Three years ago when the UCI began to allow disc brakes for cyclocross racing, it opened a floodgate — a number of manufacturers rushed to adapt discs for road/cross disciplines. Quick advances in brake assemblies, frame fittings and forks, hubs and all the other attendant bits occured. Still, many people wondered if brakes were really needed for road bikes…and if mechanical (cable-actuated) brakes were up to the task. A couple boutique manufacturers developed mechanical-to-hydraulic adapters, such as the TRP Parabox, among others.
And that set the big manufacturers to putting their R&D muscle behind the idea of hydraulics for the road…but how to fit a master cylinder into the shifter body? It took a couple of years before it was ready, but things are finally starting to make it to market.
SRAM came through first with the “Hydro R” setup in two versions: RED for the well-heeled, and the S-700 for a somewhat more affordable option. The master cylinders are contained in the brake/shift lever bodies, and here’s the really interesting thing: they come in disc OR hydraulic rim brake options.

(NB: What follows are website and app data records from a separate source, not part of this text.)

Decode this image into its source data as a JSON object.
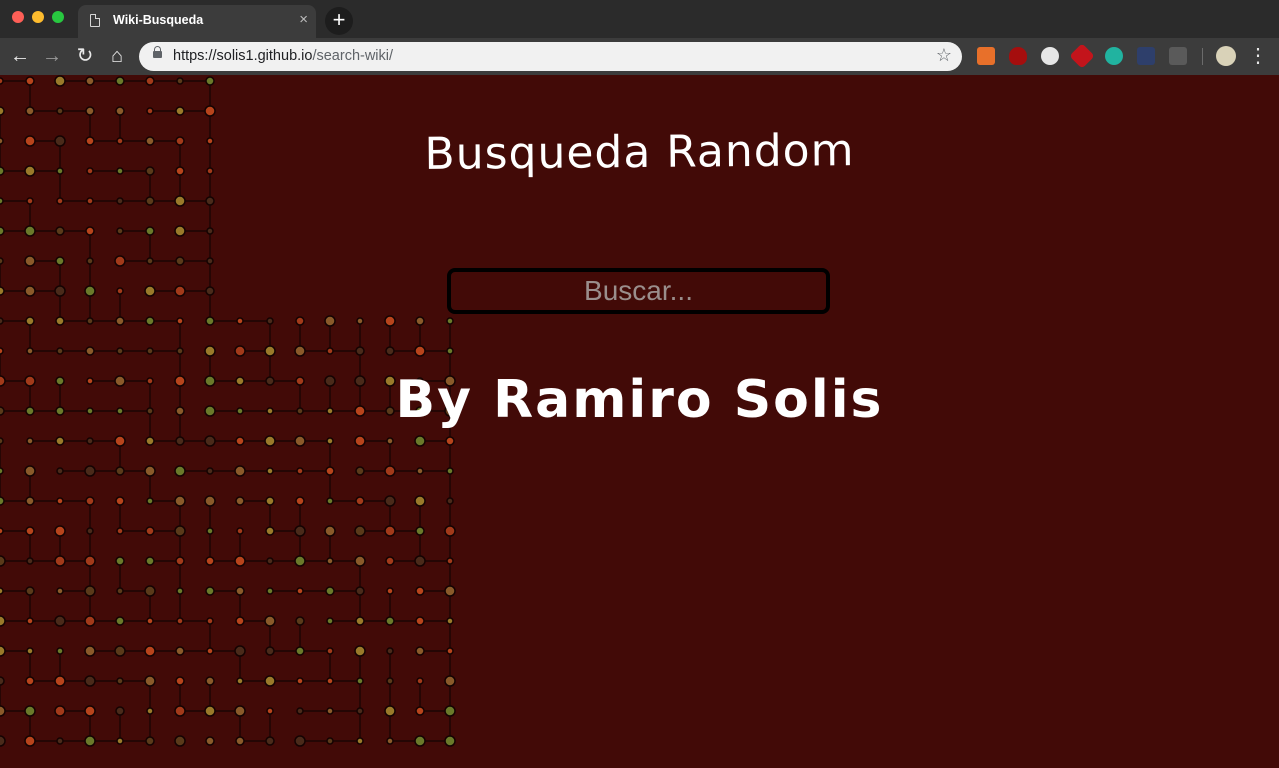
{
  "browser": {
    "tab_title": "Wiki-Busqueda",
    "tab_close": "×",
    "new_tab": "+",
    "url_host": "https://solis1.github.io",
    "url_path": "/search-wiki/",
    "back": "←",
    "forward": "→",
    "reload": "↻",
    "home": "⌂",
    "bookmark": "☆",
    "menu": "⋮"
  },
  "page": {
    "title": "Busqueda Random",
    "search_placeholder": "Buscar...",
    "byline": "By Ramiro Solis"
  },
  "colors": {
    "background": "#420a07",
    "text": "#ffffff",
    "search_border": "#000000",
    "placeholder": "#9a8e8c"
  }
}
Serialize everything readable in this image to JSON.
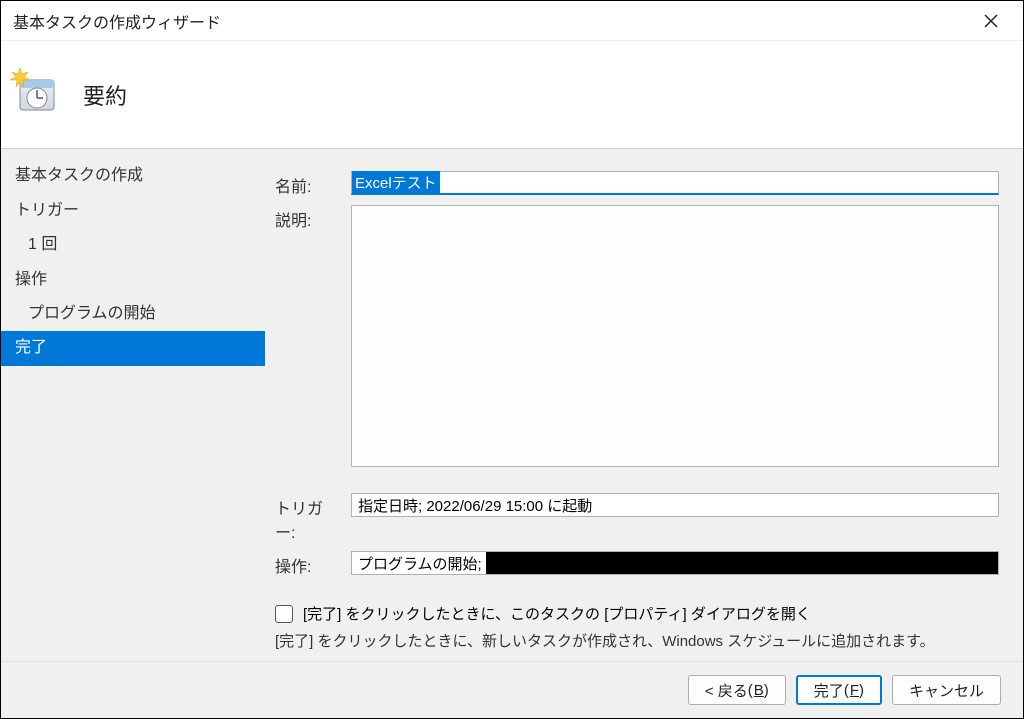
{
  "window": {
    "title": "基本タスクの作成ウィザード"
  },
  "header": {
    "page_title": "要約"
  },
  "sidebar": {
    "items": [
      {
        "label": "基本タスクの作成",
        "sub": false
      },
      {
        "label": "トリガー",
        "sub": false
      },
      {
        "label": "1 回",
        "sub": true
      },
      {
        "label": "操作",
        "sub": false
      },
      {
        "label": "プログラムの開始",
        "sub": true
      },
      {
        "label": "完了",
        "sub": false,
        "selected": true
      }
    ]
  },
  "form": {
    "name_label": "名前:",
    "name_value": "Excelテスト",
    "desc_label": "説明:",
    "trigger_label": "トリガー:",
    "trigger_value": "指定日時; 2022/06/29 15:00 に起動",
    "action_label": "操作:",
    "action_value": "プログラムの開始;",
    "checkbox_label": "[完了] をクリックしたときに、このタスクの [プロパティ] ダイアログを開く",
    "hint": "[完了] をクリックしたときに、新しいタスクが作成され、Windows スケジュールに追加されます。"
  },
  "footer": {
    "back": "< 戻る",
    "back_mn": "B",
    "finish": "完了",
    "finish_mn": "F",
    "cancel": "キャンセル"
  }
}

Forgive these somewhat awkward photos, but SRAM’s display made it difficult to get a good shot of the brake options. Check SRAM’s website for all the lurid details and better product images.
RED rim brake:

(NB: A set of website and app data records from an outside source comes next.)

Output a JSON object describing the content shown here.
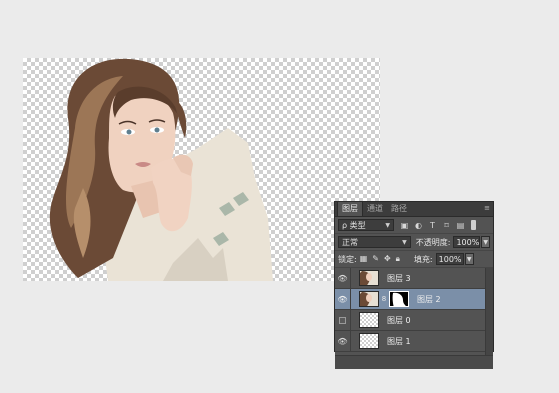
{
  "document": {
    "description_icon": "portrait-cutout"
  },
  "layers_panel": {
    "tabs": [
      {
        "label": "图层",
        "active": true
      },
      {
        "label": "通道",
        "active": false
      },
      {
        "label": "路径",
        "active": false
      }
    ],
    "filter": {
      "kind_label": "ρ 类型",
      "icons": [
        "image-filter-icon",
        "adjustment-filter-icon",
        "type-filter-icon",
        "shape-filter-icon",
        "smart-object-filter-icon"
      ]
    },
    "blend_mode": "正常",
    "opacity_label": "不透明度:",
    "opacity_value": "100%",
    "lock_label": "锁定:",
    "fill_label": "填充:",
    "fill_value": "100%",
    "layers": [
      {
        "name": "图层 3",
        "visible": true,
        "selected": false,
        "thumb": "photo",
        "mask": false
      },
      {
        "name": "图层 2",
        "visible": true,
        "selected": true,
        "thumb": "photo",
        "mask": true
      },
      {
        "name": "图层 0",
        "visible": false,
        "selected": false,
        "thumb": "checker",
        "mask": false
      },
      {
        "name": "图层 1",
        "visible": true,
        "selected": false,
        "thumb": "checker",
        "mask": false
      }
    ]
  },
  "colors": {
    "panel_bg": "#535353",
    "selected_row": "#7b8fa8"
  }
}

S-700 rim brake (left) and disc (right):
Over at Shimano, things are not quite ready for release. They had prototype Dura Ace Di2 hydraulic brakes/shift levers on display, and they felt good in the hand. They’re not scheduled for release until spring 2014, according to one of the Shimano techs I spoke to. Visit Shimano’s site for more details on the brake systems they will offer for the road.
Here are the shift levers with master cylinder hidden within:

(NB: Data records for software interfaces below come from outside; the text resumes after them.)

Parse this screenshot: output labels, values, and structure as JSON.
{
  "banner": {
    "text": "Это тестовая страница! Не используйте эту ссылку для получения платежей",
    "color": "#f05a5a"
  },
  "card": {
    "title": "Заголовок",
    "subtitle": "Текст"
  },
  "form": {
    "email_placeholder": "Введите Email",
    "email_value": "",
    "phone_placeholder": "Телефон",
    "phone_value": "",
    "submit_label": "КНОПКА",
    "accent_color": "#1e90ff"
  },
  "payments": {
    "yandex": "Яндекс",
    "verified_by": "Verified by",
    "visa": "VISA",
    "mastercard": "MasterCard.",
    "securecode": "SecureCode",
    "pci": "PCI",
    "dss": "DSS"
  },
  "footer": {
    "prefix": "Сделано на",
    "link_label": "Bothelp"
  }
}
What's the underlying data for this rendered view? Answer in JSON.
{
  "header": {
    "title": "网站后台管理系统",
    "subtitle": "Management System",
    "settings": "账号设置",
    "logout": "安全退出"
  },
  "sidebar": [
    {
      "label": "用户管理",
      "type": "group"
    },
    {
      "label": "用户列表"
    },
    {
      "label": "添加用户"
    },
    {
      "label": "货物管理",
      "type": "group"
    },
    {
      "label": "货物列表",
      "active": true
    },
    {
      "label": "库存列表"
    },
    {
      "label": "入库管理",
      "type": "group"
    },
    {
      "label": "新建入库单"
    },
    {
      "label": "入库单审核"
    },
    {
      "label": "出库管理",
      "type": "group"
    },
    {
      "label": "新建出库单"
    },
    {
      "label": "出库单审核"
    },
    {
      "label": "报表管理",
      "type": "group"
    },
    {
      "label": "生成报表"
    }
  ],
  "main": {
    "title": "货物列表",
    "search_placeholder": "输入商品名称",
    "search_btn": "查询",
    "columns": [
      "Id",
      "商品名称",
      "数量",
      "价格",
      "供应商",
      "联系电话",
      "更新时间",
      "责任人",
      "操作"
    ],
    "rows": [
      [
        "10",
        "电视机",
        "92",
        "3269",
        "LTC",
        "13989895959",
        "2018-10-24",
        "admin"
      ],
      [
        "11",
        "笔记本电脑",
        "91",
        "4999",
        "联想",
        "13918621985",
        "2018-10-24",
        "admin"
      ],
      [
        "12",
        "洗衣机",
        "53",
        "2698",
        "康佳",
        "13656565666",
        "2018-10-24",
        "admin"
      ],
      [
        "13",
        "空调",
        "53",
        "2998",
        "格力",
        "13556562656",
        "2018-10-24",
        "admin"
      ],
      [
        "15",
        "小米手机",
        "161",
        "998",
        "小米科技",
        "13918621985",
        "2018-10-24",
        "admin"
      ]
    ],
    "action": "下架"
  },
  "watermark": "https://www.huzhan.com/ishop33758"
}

And the brake bodies/discs as installed on a road bike:
The brake bodies and discs borrow technology from Shimano’s mountain groups, namely the ICE heat management system. Road discs can get extremely hot during prolonged descents, and that is the Achilles Heel of hydros, according to a number of sources. Shimano’s ICE system should help alleviate heat-induced brake fade.
I asked the Shimano tech if this hydraulic wizardry would trickle down to more affordable options for “regular folks” who can’t afford Dura Ace/Ultegra. Alas, Shimano plans only to offer hydraulic discs on their two upper-end Di2 groupsets…not even mechanical Dura Ace will be graced with a master cylinder setup. The reason for this is that they wanted to maintain the existing Di2 lever shape without a “unicorn bulge”, according to the tech I spoke to. SRAM’s shifting assembly and the master cylinder together take up a lot more room and necessitated a lever redesign on their end.
Finally, for those of you who use other components, or dig your current brake/shifter setup, there’s hope for you. TRP has unveiled their HY-RD system, which is cable-actuated and has the master cylinder mounted to the brake body itself. TRP claims this HY-RD system will work with any current mechanical shifting system.
TRP also still offers their Parabox adapter system.
We’re curious — are road disc brakes in your future? Any thoughts on mechanical vs. hydraulic? We’d love to hear your thoughts/gripes/concerns/WTFs. The technology still has a bit of refinement to go, but it is great to see the big component makers getting behind this new application for hydraulics.
Interbike 2013 Coverage Proudly Sponsored by Black Tiger Jerky